───── Given entries
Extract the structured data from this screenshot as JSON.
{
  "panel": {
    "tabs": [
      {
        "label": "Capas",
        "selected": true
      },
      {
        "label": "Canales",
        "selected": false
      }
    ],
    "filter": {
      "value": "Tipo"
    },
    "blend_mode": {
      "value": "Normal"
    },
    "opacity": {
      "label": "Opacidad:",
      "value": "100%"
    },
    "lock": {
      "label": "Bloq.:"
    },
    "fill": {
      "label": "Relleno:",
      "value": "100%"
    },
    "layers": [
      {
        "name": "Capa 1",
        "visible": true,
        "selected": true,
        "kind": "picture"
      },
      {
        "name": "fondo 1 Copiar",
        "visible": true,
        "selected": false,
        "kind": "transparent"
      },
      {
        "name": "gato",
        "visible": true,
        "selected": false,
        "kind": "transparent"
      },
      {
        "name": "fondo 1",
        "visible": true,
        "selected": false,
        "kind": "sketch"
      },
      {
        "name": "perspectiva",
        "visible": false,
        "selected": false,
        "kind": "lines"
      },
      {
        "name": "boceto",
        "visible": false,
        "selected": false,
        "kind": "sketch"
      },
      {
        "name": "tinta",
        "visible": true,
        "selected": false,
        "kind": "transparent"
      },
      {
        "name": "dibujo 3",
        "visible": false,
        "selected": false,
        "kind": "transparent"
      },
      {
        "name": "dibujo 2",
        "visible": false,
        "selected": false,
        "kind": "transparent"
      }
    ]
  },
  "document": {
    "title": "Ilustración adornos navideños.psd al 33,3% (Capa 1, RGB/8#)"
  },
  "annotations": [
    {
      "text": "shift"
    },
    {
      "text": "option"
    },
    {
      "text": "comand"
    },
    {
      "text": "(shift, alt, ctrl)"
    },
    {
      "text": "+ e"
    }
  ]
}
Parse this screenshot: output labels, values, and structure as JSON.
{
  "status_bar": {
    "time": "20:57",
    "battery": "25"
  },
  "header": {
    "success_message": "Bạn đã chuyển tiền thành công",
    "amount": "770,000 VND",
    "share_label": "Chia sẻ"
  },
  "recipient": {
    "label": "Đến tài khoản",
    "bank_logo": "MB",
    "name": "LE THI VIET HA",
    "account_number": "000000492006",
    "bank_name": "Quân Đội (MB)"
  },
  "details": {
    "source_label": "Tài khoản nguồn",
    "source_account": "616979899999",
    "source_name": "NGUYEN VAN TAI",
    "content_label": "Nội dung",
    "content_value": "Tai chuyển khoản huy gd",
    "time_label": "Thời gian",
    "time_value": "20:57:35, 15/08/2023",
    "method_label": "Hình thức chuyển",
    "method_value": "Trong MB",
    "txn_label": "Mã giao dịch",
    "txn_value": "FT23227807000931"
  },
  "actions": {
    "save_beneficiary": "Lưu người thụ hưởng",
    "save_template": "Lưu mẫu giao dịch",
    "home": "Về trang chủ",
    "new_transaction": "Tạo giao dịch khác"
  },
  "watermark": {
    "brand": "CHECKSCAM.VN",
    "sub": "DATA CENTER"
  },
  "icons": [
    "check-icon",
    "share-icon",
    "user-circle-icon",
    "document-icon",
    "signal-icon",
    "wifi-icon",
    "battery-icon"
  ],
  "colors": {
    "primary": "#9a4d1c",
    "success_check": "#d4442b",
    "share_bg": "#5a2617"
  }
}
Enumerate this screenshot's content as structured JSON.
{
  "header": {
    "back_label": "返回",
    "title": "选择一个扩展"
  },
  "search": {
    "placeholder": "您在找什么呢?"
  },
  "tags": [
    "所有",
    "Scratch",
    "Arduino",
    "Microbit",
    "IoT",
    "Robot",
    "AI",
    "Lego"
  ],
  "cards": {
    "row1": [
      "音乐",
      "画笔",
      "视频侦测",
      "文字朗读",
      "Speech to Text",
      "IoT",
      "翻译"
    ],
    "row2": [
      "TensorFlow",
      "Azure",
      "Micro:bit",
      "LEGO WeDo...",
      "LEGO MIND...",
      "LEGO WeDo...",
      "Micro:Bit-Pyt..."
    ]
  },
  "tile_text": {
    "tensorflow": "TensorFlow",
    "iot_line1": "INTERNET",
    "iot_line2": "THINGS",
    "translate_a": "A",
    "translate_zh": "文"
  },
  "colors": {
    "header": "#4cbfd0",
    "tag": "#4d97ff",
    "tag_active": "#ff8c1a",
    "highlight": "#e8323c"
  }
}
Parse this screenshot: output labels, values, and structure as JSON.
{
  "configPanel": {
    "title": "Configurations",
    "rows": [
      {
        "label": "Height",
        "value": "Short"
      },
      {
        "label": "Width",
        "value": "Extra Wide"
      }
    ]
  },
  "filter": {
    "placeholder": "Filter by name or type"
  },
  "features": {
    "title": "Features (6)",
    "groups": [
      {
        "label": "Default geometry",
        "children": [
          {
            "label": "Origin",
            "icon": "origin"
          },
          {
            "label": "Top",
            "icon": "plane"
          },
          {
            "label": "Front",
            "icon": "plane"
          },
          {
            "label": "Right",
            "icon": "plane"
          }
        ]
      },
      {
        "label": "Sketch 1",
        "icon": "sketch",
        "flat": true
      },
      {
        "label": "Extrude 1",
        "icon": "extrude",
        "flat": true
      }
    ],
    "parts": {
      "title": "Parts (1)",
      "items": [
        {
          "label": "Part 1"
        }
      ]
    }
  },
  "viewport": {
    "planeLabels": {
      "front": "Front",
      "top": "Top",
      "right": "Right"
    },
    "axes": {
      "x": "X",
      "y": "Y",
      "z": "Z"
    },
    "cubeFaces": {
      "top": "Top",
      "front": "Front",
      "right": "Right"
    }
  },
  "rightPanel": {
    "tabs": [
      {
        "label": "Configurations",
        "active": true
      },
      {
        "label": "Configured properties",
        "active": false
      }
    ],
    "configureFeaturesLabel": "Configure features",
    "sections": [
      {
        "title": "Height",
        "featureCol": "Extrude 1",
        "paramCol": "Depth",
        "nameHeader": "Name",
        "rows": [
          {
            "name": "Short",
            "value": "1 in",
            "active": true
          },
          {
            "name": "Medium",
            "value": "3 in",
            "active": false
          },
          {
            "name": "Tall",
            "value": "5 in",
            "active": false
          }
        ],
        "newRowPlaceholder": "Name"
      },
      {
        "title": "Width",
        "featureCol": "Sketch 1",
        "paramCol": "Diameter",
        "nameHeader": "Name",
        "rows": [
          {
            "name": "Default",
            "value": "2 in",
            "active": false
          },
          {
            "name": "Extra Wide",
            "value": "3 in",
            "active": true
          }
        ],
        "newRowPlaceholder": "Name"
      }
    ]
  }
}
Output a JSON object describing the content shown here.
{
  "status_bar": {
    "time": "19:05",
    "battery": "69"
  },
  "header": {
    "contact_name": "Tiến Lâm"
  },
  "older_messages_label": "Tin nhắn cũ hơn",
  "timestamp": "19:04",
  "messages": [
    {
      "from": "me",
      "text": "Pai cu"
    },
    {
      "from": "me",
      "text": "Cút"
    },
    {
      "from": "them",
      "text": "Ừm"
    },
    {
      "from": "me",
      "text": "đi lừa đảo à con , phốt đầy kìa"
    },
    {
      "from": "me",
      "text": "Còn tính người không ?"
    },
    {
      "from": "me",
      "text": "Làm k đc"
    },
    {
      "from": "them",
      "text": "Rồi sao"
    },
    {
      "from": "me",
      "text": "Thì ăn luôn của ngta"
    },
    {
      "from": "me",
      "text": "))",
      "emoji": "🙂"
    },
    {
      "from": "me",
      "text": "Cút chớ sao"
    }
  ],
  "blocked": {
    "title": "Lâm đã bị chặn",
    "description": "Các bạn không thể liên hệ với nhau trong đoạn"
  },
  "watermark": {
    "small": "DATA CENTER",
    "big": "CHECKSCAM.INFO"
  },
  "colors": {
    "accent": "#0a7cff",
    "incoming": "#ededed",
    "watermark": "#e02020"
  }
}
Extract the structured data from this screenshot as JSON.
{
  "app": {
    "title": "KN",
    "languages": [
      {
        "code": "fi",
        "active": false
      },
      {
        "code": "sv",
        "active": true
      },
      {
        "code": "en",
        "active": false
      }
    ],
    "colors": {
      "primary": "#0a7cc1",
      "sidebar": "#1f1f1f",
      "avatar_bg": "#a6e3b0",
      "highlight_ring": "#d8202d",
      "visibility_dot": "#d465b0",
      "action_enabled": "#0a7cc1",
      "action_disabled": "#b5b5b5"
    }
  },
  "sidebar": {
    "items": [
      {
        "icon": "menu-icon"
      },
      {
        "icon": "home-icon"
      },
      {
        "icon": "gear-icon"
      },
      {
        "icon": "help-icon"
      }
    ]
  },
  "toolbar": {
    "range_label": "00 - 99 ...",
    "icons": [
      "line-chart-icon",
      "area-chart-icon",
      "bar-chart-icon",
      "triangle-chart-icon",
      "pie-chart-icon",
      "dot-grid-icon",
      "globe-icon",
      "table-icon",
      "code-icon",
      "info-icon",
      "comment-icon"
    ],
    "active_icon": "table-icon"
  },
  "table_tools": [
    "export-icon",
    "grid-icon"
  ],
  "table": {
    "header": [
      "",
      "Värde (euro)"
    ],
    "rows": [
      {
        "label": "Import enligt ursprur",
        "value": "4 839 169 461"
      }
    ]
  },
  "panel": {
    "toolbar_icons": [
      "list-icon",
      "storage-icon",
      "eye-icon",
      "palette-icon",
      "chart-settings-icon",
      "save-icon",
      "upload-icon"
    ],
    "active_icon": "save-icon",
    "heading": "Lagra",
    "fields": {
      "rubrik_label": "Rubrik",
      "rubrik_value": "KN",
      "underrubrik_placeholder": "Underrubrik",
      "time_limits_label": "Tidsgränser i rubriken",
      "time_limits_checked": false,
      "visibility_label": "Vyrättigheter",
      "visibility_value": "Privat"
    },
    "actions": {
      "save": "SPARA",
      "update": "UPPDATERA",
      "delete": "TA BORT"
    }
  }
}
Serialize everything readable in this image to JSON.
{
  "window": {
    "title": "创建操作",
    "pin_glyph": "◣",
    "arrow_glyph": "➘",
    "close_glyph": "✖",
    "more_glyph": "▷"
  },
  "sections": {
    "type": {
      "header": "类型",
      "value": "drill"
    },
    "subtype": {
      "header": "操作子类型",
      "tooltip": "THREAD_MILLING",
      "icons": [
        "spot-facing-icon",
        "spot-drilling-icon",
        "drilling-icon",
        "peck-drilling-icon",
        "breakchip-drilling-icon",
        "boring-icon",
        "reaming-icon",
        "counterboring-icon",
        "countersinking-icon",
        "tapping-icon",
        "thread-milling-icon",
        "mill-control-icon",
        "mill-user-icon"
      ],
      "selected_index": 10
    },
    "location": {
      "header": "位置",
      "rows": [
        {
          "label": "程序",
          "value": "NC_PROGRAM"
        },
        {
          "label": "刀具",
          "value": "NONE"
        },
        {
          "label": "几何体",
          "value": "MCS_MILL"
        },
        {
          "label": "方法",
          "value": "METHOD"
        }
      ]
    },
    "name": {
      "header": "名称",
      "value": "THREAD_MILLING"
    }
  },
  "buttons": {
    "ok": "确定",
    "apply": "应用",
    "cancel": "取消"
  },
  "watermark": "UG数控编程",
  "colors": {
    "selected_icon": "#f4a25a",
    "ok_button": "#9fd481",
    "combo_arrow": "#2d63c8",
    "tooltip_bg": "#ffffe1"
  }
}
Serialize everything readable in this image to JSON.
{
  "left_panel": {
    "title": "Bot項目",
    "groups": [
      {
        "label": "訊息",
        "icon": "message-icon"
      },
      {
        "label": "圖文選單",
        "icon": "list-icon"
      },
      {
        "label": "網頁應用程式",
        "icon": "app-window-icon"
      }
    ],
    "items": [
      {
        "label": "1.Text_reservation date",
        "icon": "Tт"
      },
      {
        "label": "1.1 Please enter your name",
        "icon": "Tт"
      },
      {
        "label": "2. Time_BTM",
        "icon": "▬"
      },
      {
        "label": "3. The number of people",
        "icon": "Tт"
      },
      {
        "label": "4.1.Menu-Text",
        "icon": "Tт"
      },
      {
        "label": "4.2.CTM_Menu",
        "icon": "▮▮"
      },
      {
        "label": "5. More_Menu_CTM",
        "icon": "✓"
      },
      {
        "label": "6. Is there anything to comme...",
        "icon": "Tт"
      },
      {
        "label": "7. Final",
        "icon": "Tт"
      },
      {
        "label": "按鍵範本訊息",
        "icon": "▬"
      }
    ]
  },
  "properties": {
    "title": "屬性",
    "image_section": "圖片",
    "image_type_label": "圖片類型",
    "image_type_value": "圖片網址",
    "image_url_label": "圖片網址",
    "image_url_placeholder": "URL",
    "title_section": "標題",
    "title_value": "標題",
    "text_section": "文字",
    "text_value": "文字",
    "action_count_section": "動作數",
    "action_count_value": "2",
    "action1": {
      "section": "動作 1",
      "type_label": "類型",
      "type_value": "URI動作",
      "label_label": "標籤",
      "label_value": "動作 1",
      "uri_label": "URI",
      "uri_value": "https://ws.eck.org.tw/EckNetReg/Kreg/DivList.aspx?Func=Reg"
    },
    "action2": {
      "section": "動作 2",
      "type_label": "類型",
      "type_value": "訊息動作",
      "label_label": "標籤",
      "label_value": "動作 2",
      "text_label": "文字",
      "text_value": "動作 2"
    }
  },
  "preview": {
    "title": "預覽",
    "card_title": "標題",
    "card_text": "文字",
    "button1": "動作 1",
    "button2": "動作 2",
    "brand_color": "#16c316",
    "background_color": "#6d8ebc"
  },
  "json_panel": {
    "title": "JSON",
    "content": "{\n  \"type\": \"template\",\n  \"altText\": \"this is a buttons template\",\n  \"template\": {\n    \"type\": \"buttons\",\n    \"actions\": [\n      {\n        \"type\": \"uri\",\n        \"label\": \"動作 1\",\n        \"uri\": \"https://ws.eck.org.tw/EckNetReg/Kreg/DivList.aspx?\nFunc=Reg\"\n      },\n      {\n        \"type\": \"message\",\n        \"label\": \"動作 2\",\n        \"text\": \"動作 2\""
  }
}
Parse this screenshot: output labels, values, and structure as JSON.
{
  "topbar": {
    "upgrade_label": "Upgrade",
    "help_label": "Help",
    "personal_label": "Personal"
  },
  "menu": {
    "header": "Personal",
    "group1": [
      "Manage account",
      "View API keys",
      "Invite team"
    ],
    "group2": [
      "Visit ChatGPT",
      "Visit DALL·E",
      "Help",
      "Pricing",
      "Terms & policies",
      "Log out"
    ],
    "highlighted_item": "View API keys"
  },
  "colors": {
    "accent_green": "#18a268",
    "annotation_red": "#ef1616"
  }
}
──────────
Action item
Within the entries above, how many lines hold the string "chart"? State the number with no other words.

Response to this task
6